Haphazard transfer of specialist doctors is affecting patients—and health facilitiesIn some cases doctors have been transferred to hospitals where they cannot use their expertise for lack of infrastructure and equipment
The government’s employee adjustment process, which was started with a view to adjusting civil servants in the new federal set-up to ensure effective service delivery, does not seem to have worked in the health sector.
Since doctors working at government health facilities too have been put in the same basket as other civil servants, services at different hospitals are likely to be affected, while specialist doctors may not be able to use their expertise in some health facilities where they have been adjusted.
Dr Badri Rijal is an orthopaedist and trauma surgeon at the National Trauma Centre. A few days ago he learned that he has been transferred to Dadeldhura Hospital.
Rijal’s concern is he won’t be able to use his expertise in Dadeldhura as the hospital there does not have trauma care facilities.

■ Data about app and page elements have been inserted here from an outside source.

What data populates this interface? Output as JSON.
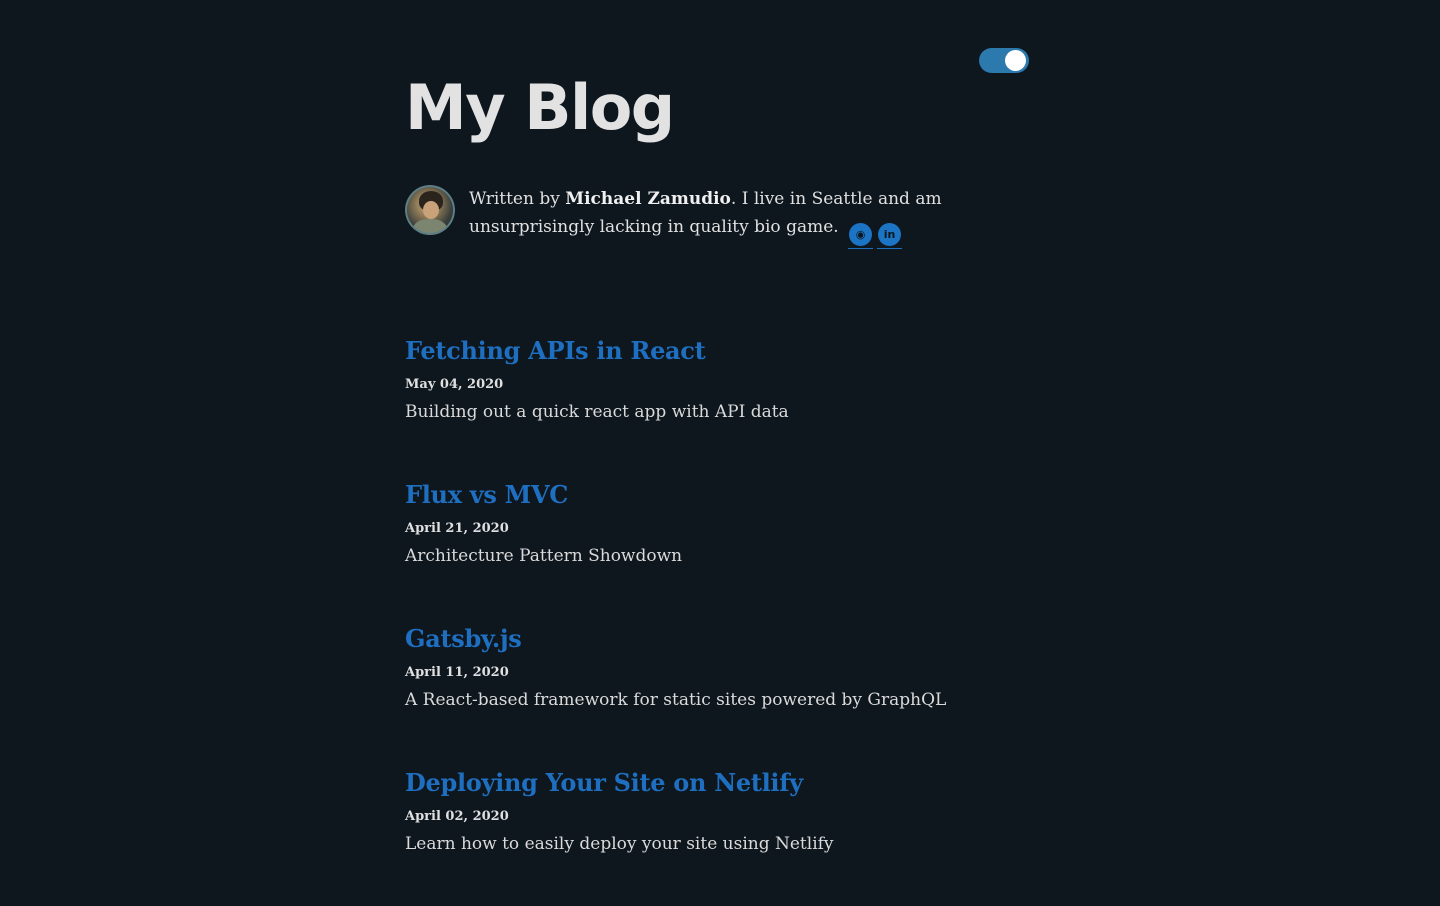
{
  "header": {
    "title": "My Blog",
    "theme_toggle": {
      "state": "on",
      "color": "#2b79ad"
    }
  },
  "bio": {
    "prefix": "Written by ",
    "author": "Michael Zamudio",
    "suffix": ". I live in Seattle and am unsurprisingly lacking in quality bio game.",
    "social": [
      {
        "name": "GitHub",
        "icon": "github-icon",
        "glyph": "◉"
      },
      {
        "name": "LinkedIn",
        "icon": "linkedin-icon",
        "glyph": "in"
      }
    ]
  },
  "posts": [
    {
      "title": "Fetching APIs in React",
      "date": "May 04, 2020",
      "description": "Building out a quick react app with API data"
    },
    {
      "title": "Flux vs MVC",
      "date": "April 21, 2020",
      "description": "Architecture Pattern Showdown"
    },
    {
      "title": "Gatsby.js",
      "date": "April 11, 2020",
      "description": "A React-based framework for static sites powered by GraphQL"
    },
    {
      "title": "Deploying Your Site on Netlify",
      "date": "April 02, 2020",
      "description": "Learn how to easily deploy your site using Netlify"
    }
  ],
  "colors": {
    "background": "#0e161e",
    "link": "#1f6fc0",
    "text": "#dcdcdc",
    "toggle": "#2b79ad"
  }
}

A major operation theater, back-up of intensive care, an anesthetic doctor, a team of a trained team for surgery and advanced equipment are needed to conduct major trauma surgeries including spinal surgery, said Rijal, who has been involved in academic activities of the National Academy of Medical Sciences. “But Dadeldhura hospital lacks all those.”
On the other hand, Rijal’s absence will also affect academic activities at the National Academy of Medical Sciences.
Like Rijal, dozens of specialist doctors have been transferred to various health facilities in Kathmandu and other districts, where they might not be able to use their expertise.
Experts say transfers in the past were also made without giving much thought about how that could affect services and patients. According to them, the recent employee adjustment process has made matters even worse.
Subaj Bhattarai, a consultant radiologist with the training on interventional radiology from All India Medical Institute of Medical Sciences, has been transferred to Maternity Hospital from Bir Hospital.
The National Academy of Medical Sciences had requested the India Medical Institute of Medical Sciences to provide training to Bhattarai, as Bir Hospital lacked interventional radiologists. At the maternity hospital, Bhattarai has been conducting ultrasound of pregnant women.
“Other technicians can conduct ultrasound for which you don’t need an interventional radiologist,” Bhattarai told the Post.
With Bhattarai’s transfer, Bir Hospital has not been able to provide services to the patients who are forced to go to private facilities and pay exorbitant fees.
“I had requested Health Ministry officials and the Bir Hospital administration to let me continue at Bir, but to no avail,” said Bhattarai.
Interventional radiology is a medical specialisation to perform a range of imaging procedures to obtain the images patient’s organs and other internal parts. A trained interventional radiologist can interpret the images to diagnose injury and disease and perform interventional medical procedures.
“Due to lack of an expert at our hospital, we have not been able to provide services to our patients for the last one and a half years,” Dr Swyam Prakash Pandit, programme director at Bir Hospital, told the Post.
Students pursuing higher medical degrees at NAMS have been deprived of learning due to lack of an interventional radiologist.
Dr Dipendra Pandey, chairman of the Government Doctors Association of Nepal, said that dozens of consultants’ doctors have been transferred to health facilities, where they cannot use their expertise.
“It is a waste of investment by the state on medical doctors,” said Dr Pandey. “Neither patients nor the state benefits by such haphazard transfer of experts.”
He said that consultant doctors would quit the government service if they cannot use their expertise.
Dr Baburam Marasini, a public health expert, said haphazard transfers of health workers, without knowing the repercussions, would hamper health care services further.
“While years of investment on health workers will go down the drain, patients will be forced to bear the brunt,” said Marasini.